Unicode
__future__
Full changes at http://bit.ly/djYOVa
Modules (Importing)
Gotchas
• Other languages have "variables“
• Mixing tabs and spaces or inconsistent
indentation
• no i++ notation; use i += 1
• http://zephyrfalcon.org/labs/python_pitfalls.h
tml
Exceptions and Classes
• for another day
• just know they exist
Tips and Tricks
• Swap Values
• Chained comparisons
a < b < c is the same as a < b and b < c
• easy_install - setuptools 0.6c11
– http://pypi.python.org/pypi
• pdb - The Python Debugger
• profile
Learning Python
• http://python.org/
– Great documentation for every version!
• help()
• ipython
– python shell
– tab-completion
– ? and ??
• http://bit.ly/2noLNE
• http://pythontutor.com/

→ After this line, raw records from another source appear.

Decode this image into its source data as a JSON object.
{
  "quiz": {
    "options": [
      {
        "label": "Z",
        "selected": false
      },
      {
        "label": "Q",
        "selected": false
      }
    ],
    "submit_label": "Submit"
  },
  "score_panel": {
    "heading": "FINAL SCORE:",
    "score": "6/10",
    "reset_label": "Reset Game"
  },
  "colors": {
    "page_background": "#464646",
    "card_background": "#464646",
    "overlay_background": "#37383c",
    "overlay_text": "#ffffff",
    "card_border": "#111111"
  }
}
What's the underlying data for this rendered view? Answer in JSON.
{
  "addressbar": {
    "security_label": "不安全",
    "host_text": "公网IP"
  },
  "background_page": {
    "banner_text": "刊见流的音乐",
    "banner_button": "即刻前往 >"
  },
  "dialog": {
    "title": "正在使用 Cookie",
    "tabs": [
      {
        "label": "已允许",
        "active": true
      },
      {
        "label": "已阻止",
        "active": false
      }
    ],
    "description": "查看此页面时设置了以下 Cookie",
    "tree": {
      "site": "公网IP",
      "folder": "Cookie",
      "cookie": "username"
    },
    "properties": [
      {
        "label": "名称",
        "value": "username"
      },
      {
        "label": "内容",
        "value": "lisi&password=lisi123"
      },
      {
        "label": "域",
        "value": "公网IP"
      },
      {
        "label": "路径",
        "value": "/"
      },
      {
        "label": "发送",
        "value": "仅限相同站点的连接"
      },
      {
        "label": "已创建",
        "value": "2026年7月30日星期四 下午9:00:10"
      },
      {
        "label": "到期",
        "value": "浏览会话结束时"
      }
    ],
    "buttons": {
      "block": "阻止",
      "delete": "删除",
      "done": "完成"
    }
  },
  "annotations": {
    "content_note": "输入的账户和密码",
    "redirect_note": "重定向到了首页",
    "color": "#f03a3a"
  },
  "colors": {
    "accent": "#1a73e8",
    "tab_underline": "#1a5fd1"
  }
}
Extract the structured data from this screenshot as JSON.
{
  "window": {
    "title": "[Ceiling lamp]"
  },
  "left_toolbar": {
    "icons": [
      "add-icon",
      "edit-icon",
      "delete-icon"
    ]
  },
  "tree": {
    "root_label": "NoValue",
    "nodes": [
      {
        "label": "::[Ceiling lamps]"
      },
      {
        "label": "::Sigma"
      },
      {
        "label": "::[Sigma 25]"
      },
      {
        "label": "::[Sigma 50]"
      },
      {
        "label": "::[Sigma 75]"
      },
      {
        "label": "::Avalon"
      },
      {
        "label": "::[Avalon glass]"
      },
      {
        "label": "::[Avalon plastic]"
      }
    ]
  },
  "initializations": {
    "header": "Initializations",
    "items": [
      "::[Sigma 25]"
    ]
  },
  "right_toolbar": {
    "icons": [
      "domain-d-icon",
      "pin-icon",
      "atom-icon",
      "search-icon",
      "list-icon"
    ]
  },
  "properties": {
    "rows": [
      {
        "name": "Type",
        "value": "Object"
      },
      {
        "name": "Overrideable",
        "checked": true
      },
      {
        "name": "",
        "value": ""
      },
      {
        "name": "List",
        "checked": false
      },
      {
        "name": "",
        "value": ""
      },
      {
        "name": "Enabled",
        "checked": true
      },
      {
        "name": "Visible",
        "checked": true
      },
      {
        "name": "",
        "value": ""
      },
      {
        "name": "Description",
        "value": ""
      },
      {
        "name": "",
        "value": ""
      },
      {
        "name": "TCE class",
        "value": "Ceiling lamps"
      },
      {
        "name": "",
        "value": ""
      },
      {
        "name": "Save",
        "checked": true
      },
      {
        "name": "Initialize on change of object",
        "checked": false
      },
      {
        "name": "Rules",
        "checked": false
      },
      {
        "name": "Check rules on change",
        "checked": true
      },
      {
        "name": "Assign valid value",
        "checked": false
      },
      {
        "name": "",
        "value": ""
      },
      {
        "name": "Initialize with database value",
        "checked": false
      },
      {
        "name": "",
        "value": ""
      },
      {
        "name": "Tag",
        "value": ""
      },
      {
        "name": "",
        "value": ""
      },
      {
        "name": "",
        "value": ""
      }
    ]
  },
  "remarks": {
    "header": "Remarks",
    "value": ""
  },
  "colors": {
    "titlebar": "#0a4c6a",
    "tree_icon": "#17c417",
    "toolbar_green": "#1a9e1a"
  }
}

• http://www.doughellmann.com/PyMOTW/index.html